_WHAT YOU WILL DO_
Set every line of the data down again exactly, and keep the pictures out.

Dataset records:
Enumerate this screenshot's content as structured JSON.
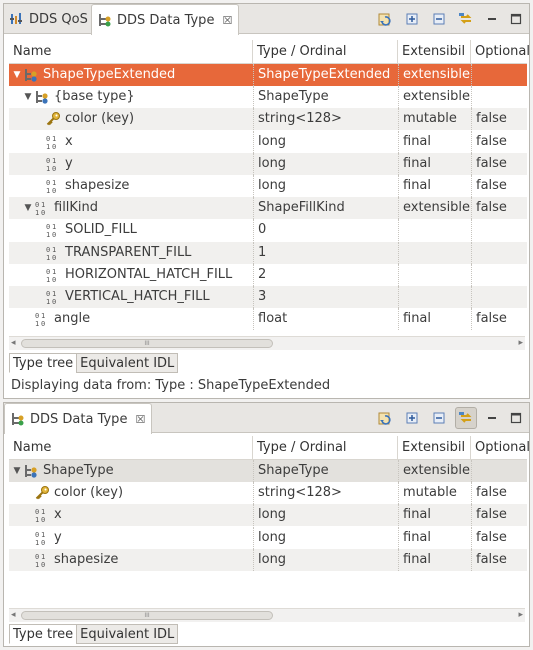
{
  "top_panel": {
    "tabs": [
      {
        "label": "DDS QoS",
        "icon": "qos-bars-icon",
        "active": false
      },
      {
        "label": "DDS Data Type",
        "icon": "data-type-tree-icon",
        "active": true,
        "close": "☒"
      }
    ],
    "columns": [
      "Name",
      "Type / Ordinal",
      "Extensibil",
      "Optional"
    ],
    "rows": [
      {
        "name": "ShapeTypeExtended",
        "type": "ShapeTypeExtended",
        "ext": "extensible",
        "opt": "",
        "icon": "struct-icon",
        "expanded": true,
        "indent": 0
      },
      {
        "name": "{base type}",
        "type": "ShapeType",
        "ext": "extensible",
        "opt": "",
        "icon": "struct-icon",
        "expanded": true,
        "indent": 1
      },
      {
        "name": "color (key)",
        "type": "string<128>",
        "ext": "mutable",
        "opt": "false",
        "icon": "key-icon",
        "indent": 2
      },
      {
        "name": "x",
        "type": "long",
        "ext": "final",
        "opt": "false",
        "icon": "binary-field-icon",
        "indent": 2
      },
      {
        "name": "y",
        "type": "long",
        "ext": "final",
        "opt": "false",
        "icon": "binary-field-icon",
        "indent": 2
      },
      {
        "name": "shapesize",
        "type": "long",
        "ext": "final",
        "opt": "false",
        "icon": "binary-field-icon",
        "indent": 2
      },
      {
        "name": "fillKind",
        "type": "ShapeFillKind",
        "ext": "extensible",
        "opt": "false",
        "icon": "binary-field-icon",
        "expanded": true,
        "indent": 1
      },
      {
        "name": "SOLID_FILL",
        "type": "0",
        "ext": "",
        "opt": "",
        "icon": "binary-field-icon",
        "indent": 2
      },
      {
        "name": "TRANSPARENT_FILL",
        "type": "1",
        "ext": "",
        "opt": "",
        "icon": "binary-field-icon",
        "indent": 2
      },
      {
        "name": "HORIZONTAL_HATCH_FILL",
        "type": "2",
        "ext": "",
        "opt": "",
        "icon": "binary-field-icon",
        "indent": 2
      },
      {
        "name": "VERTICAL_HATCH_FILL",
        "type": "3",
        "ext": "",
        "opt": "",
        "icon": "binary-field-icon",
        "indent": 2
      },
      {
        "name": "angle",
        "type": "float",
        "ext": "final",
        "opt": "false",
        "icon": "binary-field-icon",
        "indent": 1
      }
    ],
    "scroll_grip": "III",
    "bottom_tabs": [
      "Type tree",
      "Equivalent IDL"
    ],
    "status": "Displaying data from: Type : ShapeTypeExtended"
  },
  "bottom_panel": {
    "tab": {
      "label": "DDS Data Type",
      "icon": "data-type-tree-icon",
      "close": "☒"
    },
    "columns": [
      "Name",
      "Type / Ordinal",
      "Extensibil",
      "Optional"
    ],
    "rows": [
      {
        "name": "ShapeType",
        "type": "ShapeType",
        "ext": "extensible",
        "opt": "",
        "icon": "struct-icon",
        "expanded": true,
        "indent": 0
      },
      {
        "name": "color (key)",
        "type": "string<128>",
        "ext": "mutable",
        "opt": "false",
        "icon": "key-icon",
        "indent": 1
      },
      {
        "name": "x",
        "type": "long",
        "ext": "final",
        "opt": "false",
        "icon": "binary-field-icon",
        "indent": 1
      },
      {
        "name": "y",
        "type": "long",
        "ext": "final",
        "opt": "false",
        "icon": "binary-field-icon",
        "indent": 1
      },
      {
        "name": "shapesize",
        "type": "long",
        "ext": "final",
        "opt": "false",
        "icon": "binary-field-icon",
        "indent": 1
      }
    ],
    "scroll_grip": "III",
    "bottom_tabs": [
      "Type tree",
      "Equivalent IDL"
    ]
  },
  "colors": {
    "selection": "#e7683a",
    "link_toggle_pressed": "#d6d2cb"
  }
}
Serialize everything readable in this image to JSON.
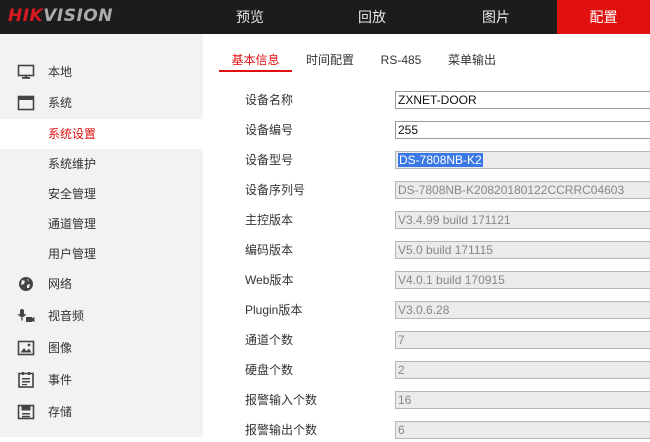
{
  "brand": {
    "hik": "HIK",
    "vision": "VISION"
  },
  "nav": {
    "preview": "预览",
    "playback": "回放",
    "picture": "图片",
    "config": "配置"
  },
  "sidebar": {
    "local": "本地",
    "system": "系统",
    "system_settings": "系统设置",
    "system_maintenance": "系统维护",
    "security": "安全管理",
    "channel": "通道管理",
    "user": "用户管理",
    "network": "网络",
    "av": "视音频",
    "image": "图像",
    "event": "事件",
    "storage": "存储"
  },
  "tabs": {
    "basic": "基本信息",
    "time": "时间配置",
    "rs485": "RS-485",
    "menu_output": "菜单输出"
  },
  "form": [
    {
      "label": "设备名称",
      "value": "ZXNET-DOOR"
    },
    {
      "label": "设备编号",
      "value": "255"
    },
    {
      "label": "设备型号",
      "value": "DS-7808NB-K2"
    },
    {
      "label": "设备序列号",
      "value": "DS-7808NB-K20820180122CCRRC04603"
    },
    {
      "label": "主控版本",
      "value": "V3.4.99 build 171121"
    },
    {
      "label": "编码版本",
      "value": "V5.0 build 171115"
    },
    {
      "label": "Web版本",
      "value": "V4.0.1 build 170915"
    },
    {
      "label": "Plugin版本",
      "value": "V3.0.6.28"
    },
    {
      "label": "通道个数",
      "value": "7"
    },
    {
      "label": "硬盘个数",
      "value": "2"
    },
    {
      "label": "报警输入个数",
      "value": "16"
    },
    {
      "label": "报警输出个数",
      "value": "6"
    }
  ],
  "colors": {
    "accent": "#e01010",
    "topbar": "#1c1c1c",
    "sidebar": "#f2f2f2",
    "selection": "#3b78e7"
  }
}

_ANSWER_
Enumerate this screenshot's content as structured JSON.
{
  "top_panel": {
    "tabs": [
      {
        "label": "DDS QoS",
        "icon": "qos-bars-icon",
        "active": false
      },
      {
        "label": "DDS Data Type",
        "icon": "data-type-tree-icon",
        "active": true,
        "close": "☒"
      }
    ],
    "columns": [
      "Name",
      "Type / Ordinal",
      "Extensibil",
      "Optional"
    ],
    "rows": [
      {
        "name": "ShapeTypeExtended",
        "type": "ShapeTypeExtended",
        "ext": "extensible",
        "opt": "",
        "icon": "struct-icon",
        "expanded": true,
        "indent": 0
      },
      {
        "name": "{base type}",
        "type": "ShapeType",
        "ext": "extensible",
        "opt": "",
        "icon": "struct-icon",
        "expanded": true,
        "indent": 1
      },
      {
        "name": "color (key)",
        "type": "string<128>",
        "ext": "mutable",
        "opt": "false",
        "icon": "key-icon",
        "indent": 2
      },
      {
        "name": "x",
        "type": "long",
        "ext": "final",
        "opt": "false",
        "icon": "binary-field-icon",
        "indent": 2
      },
      {
        "name": "y",
        "type": "long",
        "ext": "final",
        "opt": "false",
        "icon": "binary-field-icon",
        "indent": 2
      },
      {
        "name": "shapesize",
        "type": "long",
        "ext": "final",
        "opt": "false",
        "icon": "binary-field-icon",
        "indent": 2
      },
      {
        "name": "fillKind",
        "type": "ShapeFillKind",
        "ext": "extensible",
        "opt": "false",
        "icon": "binary-field-icon",
        "expanded": true,
        "indent": 1
      },
      {
        "name": "SOLID_FILL",
        "type": "0",
        "ext": "",
        "opt": "",
        "icon": "binary-field-icon",
        "indent": 2
      },
      {
        "name": "TRANSPARENT_FILL",
        "type": "1",
        "ext": "",
        "opt": "",
        "icon": "binary-field-icon",
        "indent": 2
      },
      {
        "name": "HORIZONTAL_HATCH_FILL",
        "type": "2",
        "ext": "",
        "opt": "",
        "icon": "binary-field-icon",
        "indent": 2
      },
      {
        "name": "VERTICAL_HATCH_FILL",
        "type": "3",
        "ext": "",
        "opt": "",
        "icon": "binary-field-icon",
        "indent": 2
      },
      {
        "name": "angle",
        "type": "float",
        "ext": "final",
        "opt": "false",
        "icon": "binary-field-icon",
        "indent": 1
      }
    ],
    "scroll_grip": "III",
    "bottom_tabs": [
      "Type tree",
      "Equivalent IDL"
    ],
    "status": "Displaying data from: Type : ShapeTypeExtended"
  },
  "bottom_panel": {
    "tab": {
      "label": "DDS Data Type",
      "icon": "data-type-tree-icon",
      "close": "☒"
    },
    "columns": [
      "Name",
      "Type / Ordinal",
      "Extensibil",
      "Optional"
    ],
    "rows": [
      {
        "name": "ShapeType",
        "type": "ShapeType",
        "ext": "extensible",
        "opt": "",
        "icon": "struct-icon",
        "expanded": true,
        "indent": 0
      },
      {
        "name": "color (key)",
        "type": "string<128>",
        "ext": "mutable",
        "opt": "false",
        "icon": "key-icon",
        "indent": 1
      },
      {
        "name": "x",
        "type": "long",
        "ext": "final",
        "opt": "false",
        "icon": "binary-field-icon",
        "indent": 1
      },
      {
        "name": "y",
        "type": "long",
        "ext": "final",
        "opt": "false",
        "icon": "binary-field-icon",
        "indent": 1
      },
      {
        "name": "shapesize",
        "type": "long",
        "ext": "final",
        "opt": "false",
        "icon": "binary-field-icon",
        "indent": 1
      }
    ],
    "scroll_grip": "III",
    "bottom_tabs": [
      "Type tree",
      "Equivalent IDL"
    ]
  },
  "colors": {
    "selection": "#e7683a",
    "link_toggle_pressed": "#d6d2cb"
  }
}
Serialize everything readable in this image to JSON.
{
  "brand": {
    "hik": "HIK",
    "vision": "VISION"
  },
  "nav": {
    "preview": "预览",
    "playback": "回放",
    "picture": "图片",
    "config": "配置"
  },
  "sidebar": {
    "local": "本地",
    "system": "系统",
    "system_settings": "系统设置",
    "system_maintenance": "系统维护",
    "security": "安全管理",
    "channel": "通道管理",
    "user": "用户管理",
    "network": "网络",
    "av": "视音频",
    "image": "图像",
    "event": "事件",
    "storage": "存储"
  },
  "tabs": {
    "basic": "基本信息",
    "time": "时间配置",
    "rs485": "RS-485",
    "menu_output": "菜单输出"
  },
  "form": [
    {
      "label": "设备名称",
      "value": "ZXNET-DOOR"
    },
    {
      "label": "设备编号",
      "value": "255"
    },
    {
      "label": "设备型号",
      "value": "DS-7808NB-K2"
    },
    {
      "label": "设备序列号",
      "value": "DS-7808NB-K20820180122CCRRC04603"
    },
    {
      "label": "主控版本",
      "value": "V3.4.99 build 171121"
    },
    {
      "label": "编码版本",
      "value": "V5.0 build 171115"
    },
    {
      "label": "Web版本",
      "value": "V4.0.1 build 170915"
    },
    {
      "label": "Plugin版本",
      "value": "V3.0.6.28"
    },
    {
      "label": "通道个数",
      "value": "7"
    },
    {
      "label": "硬盘个数",
      "value": "2"
    },
    {
      "label": "报警输入个数",
      "value": "16"
    },
    {
      "label": "报警输出个数",
      "value": "6"
    }
  ],
  "colors": {
    "accent": "#e01010",
    "topbar": "#1c1c1c",
    "sidebar": "#f2f2f2",
    "selection": "#3b78e7"
  }
}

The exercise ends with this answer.